The Nuclear Decommissioning Authority (NDA), which advises the government on how best to manage the UK's growing plutonium stockpile, is considering a number of options including the fast-reactor design proposed by GE Hitachi in November.
The NDA has repeatedly ruled the multi-billion pound 600 megawatt (MW) reactor out of the running on the grounds that the technology lacks credibility for the purposes of plutonium disposal.
An email from Adrian Simper, the NDA's strategy and technology director, to GE Hitachi on November 29, which was obtained by Reuters, cited as a reason that the market did not expect to deploy them (the plutonium reactor design) commercially for several decades (until 2050).
In that email, Simper also told an unidentified official at GE Hitachi that the NDA wanted to use market-provided reactors because the government was not prepared to take technology risk on a new reactor.
The email also referred to a joint meeting in which NDA set out a hurdle for credibility that GE Hitachi had thus far failed to meet.
Hurdles included the safe management of recycling byproducts as well as finding a British utility willing to own and operate the reactor.

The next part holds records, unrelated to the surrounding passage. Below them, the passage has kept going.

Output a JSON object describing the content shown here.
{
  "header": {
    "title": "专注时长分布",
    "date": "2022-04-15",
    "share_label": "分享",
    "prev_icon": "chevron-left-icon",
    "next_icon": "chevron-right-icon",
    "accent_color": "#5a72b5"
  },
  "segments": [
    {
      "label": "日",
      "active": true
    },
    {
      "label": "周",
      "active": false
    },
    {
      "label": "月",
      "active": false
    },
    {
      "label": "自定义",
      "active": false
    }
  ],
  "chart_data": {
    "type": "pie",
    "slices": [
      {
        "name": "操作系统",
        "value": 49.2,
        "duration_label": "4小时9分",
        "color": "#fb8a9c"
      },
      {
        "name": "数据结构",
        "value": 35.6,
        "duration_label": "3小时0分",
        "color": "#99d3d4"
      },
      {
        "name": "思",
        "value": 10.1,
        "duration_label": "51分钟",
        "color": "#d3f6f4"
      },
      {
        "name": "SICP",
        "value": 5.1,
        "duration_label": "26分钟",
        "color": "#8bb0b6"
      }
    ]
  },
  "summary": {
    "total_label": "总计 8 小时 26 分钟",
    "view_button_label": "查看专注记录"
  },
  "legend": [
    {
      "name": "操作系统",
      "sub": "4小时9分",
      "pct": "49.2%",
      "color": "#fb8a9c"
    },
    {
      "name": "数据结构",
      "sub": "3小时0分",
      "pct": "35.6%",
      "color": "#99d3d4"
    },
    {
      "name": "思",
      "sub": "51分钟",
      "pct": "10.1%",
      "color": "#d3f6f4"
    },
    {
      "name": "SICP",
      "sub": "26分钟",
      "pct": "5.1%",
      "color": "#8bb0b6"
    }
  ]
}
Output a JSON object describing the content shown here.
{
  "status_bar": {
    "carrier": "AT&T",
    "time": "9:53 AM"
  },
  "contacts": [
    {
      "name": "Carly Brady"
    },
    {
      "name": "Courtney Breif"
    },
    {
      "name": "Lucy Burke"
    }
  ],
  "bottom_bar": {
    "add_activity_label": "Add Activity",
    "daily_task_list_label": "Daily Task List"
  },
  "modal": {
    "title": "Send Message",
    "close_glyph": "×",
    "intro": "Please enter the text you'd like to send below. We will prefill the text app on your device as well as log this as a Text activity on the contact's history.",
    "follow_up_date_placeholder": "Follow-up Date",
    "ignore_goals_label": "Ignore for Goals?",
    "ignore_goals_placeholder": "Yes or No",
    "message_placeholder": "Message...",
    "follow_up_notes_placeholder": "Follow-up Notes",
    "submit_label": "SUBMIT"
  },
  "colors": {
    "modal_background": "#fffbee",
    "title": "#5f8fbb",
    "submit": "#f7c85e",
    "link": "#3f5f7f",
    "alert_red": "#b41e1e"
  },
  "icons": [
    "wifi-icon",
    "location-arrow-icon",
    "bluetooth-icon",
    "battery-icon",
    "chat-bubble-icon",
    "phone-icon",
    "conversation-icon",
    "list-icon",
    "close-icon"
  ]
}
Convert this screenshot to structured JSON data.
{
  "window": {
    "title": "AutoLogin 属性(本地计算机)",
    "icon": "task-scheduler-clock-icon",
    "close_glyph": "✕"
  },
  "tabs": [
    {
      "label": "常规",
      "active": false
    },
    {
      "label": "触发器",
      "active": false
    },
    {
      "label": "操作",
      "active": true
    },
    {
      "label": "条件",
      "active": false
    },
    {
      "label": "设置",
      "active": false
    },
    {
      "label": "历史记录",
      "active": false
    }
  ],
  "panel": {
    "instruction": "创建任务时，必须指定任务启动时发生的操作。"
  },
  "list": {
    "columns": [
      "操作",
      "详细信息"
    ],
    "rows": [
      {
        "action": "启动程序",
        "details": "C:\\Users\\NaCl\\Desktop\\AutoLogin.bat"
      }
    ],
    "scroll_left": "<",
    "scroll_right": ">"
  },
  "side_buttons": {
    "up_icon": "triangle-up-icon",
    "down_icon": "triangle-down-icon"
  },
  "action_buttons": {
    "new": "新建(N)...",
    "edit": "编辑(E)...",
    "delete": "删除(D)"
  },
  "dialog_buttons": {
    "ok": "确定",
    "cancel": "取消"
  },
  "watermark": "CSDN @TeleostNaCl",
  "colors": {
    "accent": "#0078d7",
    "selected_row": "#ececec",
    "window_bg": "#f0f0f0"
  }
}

The NDA also demanded financial certainty that costs would be contained to about 2.5 billion pounds ($3.9 billion) and that the government would be insulated from technology deployment risks.
The correspondence concluded with an admission that the two parties have struggled to reach a clear agreement on the work necessary to demonstrate credibility, on which further progress depends.
Talks between GE Hitachi and NDA are expected to continue for several more months, an NDA spokesman said.
The front-runner proposal for converting the UK stockpile of waste plutonium - the biggest civilian stash in the world - involves making it into a mixed-oxide fuel for reuse in a new generation of thermal light water reactors.
The government said in December it preferred this option.
(Editing by Jane Baird)